EXERCISE OBJECTIVE >> Which of the lines in the data below contain the string "Lümmelbär"? Copy each of them.

SUPPLIED RECORDS >>
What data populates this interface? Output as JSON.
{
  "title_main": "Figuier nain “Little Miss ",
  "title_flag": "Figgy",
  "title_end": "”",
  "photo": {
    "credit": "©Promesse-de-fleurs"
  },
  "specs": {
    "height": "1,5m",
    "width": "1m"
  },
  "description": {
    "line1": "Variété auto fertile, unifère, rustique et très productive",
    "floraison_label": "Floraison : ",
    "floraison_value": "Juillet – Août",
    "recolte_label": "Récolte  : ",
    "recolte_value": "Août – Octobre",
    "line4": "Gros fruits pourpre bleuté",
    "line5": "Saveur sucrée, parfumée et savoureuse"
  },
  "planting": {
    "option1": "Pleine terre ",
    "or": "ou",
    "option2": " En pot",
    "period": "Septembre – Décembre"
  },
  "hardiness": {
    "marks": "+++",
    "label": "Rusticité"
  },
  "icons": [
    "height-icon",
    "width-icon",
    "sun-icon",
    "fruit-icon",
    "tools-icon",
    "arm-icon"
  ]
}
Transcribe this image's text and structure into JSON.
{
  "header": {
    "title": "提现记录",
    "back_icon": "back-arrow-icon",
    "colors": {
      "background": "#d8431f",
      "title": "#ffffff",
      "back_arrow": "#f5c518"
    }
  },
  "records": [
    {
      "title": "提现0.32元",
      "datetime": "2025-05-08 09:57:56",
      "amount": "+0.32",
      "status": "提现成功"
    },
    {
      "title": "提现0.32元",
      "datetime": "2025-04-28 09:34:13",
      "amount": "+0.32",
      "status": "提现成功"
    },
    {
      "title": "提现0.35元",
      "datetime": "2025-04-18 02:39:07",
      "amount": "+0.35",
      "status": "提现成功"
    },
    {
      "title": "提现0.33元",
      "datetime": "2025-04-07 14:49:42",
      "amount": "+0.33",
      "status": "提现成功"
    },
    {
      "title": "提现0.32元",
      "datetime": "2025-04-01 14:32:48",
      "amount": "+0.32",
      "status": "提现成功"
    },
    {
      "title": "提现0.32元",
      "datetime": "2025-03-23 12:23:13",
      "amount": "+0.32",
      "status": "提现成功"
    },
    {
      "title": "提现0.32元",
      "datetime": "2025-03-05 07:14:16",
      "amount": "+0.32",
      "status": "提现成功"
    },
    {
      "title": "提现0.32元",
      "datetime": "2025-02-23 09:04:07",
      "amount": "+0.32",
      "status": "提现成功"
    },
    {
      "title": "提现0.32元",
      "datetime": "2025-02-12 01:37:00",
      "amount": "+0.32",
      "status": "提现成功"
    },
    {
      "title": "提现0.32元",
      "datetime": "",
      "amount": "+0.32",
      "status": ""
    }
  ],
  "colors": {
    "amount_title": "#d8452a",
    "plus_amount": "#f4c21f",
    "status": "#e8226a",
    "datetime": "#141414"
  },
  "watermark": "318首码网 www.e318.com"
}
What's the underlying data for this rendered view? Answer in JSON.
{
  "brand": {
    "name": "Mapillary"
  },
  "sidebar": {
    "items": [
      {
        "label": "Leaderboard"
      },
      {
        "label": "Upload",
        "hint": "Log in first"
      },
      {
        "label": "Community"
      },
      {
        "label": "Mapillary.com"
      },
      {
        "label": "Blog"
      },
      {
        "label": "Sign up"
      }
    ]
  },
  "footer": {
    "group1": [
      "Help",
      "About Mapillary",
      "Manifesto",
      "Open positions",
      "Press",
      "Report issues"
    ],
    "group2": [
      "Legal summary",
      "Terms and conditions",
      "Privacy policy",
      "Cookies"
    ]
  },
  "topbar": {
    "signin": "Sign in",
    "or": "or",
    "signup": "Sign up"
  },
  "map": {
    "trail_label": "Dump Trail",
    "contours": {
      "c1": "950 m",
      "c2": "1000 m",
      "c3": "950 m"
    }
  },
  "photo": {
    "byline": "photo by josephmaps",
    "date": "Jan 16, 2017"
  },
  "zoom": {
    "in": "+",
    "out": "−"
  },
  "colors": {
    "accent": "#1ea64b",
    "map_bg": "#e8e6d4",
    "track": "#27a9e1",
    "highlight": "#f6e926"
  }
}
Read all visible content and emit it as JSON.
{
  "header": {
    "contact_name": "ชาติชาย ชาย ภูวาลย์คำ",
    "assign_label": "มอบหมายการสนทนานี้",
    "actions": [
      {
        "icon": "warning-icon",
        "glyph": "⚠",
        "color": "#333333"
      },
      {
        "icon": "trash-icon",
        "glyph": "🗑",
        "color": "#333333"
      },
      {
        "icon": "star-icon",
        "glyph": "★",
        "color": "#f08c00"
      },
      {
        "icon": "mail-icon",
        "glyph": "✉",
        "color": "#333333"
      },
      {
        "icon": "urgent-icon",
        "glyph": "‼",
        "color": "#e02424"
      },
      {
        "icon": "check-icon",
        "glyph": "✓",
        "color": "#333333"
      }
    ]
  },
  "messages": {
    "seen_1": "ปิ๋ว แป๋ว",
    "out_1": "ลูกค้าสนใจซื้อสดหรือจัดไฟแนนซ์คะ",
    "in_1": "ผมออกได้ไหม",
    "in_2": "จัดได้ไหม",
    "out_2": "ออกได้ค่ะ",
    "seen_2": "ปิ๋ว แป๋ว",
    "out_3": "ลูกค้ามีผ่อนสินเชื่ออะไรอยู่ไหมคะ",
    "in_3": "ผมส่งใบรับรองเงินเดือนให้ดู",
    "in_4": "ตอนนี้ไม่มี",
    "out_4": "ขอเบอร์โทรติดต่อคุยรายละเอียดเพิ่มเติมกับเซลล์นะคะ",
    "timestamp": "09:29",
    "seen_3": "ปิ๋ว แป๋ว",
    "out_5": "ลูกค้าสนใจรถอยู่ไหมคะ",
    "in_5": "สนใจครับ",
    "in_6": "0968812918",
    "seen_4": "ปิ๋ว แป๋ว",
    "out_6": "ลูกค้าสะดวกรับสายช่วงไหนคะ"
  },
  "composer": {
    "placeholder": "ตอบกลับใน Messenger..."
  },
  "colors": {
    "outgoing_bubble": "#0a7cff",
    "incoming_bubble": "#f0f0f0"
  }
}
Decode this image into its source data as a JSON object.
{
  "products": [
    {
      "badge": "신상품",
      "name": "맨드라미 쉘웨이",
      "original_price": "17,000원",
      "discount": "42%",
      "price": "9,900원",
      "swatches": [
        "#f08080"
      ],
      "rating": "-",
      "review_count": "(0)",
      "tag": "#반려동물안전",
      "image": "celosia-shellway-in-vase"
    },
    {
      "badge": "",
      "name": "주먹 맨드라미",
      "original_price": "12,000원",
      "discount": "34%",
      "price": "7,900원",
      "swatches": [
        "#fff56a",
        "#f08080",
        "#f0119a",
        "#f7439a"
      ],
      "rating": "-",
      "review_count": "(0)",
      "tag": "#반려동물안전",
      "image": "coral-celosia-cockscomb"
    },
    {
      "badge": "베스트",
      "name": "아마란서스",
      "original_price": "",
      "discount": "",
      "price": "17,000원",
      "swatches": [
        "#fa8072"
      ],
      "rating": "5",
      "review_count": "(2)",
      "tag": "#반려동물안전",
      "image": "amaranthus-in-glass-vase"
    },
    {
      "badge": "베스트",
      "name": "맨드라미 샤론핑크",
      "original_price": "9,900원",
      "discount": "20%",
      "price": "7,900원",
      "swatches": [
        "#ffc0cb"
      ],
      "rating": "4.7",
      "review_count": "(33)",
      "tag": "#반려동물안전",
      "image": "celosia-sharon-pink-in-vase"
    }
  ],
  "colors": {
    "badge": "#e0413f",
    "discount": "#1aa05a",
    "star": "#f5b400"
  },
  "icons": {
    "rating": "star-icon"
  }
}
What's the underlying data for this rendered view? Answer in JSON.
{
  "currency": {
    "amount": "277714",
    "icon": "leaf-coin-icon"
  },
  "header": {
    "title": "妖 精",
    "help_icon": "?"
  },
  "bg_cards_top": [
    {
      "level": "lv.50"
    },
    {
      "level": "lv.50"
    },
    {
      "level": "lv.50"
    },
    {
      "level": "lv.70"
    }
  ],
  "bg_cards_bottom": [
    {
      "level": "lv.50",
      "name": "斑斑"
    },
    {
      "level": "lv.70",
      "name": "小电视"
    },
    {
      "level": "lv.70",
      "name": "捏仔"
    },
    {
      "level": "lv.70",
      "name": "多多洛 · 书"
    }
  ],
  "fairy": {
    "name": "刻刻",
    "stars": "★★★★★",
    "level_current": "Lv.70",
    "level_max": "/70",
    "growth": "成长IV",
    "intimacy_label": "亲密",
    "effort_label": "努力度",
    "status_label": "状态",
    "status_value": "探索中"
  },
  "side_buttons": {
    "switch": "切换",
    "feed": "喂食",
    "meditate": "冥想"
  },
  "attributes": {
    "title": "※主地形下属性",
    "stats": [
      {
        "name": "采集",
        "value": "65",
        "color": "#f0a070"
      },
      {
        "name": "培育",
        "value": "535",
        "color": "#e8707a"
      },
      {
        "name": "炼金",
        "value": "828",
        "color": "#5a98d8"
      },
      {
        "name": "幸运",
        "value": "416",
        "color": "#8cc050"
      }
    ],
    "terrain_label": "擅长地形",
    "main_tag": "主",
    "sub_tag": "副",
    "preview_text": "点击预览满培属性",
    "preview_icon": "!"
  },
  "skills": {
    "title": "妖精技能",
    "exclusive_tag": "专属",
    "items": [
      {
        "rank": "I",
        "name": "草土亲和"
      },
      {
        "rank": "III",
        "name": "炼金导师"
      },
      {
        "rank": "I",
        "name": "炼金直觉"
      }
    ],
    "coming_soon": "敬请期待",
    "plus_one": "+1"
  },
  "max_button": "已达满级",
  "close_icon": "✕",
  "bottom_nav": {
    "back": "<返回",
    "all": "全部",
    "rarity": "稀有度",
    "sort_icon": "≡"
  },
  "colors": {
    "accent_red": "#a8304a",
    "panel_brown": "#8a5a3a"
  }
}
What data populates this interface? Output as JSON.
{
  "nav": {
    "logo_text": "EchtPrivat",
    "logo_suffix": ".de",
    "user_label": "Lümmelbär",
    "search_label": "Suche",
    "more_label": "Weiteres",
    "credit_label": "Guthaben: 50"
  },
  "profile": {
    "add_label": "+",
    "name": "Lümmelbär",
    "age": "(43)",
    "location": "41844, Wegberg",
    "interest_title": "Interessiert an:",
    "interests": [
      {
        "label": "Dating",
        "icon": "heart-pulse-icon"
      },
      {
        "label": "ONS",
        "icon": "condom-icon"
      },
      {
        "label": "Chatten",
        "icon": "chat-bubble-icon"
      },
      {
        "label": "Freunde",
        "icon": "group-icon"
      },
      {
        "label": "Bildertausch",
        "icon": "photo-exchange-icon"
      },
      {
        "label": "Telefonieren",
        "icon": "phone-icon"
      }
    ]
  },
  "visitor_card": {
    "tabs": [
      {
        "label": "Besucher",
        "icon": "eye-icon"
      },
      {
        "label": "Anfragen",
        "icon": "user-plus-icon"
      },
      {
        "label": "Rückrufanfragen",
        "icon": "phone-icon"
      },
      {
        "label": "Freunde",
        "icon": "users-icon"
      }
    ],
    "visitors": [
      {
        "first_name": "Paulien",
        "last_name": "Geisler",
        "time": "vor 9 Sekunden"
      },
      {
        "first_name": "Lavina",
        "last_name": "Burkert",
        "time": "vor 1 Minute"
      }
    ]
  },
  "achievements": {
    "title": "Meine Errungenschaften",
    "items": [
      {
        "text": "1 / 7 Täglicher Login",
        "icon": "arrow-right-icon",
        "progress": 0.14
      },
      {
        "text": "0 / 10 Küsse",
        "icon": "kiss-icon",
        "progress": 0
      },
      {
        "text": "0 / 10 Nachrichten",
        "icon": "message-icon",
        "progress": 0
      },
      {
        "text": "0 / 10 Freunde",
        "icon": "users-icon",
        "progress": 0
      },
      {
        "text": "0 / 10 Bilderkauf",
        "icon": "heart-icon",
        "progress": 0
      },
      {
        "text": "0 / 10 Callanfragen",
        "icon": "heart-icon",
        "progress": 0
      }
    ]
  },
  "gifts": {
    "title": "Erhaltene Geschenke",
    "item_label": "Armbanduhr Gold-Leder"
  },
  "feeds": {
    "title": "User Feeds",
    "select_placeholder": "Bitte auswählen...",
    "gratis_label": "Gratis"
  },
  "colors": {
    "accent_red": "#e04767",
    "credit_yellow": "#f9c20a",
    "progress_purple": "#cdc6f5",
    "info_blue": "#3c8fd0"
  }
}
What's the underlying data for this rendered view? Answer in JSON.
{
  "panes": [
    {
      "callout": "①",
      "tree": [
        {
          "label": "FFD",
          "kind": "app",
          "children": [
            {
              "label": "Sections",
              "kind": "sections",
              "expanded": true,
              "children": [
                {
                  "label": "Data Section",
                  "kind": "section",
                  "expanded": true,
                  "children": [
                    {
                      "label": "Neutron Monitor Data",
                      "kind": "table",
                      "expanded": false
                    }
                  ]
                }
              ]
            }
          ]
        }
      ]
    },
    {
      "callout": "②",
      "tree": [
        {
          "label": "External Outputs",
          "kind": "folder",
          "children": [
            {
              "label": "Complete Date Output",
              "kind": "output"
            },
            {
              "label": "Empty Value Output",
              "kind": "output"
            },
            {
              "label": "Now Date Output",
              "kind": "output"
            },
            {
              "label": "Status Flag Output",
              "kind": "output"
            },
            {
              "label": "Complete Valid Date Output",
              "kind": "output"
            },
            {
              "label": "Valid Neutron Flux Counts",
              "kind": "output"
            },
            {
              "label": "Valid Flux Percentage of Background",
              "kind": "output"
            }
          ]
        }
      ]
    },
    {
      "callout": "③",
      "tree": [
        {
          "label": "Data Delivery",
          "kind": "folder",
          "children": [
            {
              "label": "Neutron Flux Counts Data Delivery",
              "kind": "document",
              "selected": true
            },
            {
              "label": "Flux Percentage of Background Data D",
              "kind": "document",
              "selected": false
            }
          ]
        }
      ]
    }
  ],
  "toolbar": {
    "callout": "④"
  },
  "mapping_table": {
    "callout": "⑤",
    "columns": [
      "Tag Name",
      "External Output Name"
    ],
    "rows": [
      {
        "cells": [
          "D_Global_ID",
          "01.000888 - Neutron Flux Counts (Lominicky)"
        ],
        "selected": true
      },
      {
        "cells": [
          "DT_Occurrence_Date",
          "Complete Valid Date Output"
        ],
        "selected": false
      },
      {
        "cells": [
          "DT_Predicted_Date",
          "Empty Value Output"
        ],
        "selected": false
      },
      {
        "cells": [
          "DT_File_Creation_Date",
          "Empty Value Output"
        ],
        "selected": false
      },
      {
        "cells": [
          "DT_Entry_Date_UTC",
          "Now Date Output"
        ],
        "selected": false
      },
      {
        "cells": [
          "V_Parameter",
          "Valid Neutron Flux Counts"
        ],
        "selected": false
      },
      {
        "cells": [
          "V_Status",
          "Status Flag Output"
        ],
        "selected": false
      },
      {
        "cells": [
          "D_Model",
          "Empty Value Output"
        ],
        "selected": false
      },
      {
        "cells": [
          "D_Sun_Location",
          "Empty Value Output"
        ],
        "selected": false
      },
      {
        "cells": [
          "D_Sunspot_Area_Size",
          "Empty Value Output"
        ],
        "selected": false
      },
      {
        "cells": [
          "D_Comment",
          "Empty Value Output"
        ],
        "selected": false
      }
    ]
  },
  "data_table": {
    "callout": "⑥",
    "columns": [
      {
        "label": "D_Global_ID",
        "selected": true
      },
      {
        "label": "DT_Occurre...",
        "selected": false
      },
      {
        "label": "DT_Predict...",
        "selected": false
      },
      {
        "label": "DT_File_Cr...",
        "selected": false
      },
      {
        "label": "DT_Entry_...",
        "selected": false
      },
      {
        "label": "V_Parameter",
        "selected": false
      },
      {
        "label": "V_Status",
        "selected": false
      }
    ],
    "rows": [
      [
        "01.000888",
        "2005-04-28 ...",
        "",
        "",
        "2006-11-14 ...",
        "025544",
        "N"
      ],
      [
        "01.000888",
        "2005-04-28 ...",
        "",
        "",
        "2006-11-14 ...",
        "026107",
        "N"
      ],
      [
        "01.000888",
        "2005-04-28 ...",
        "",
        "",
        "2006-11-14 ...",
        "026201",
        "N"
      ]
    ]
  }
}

FINISHED TASK >>
    "user_label": "Lümmelbär",
    "name": "Lümmelbär",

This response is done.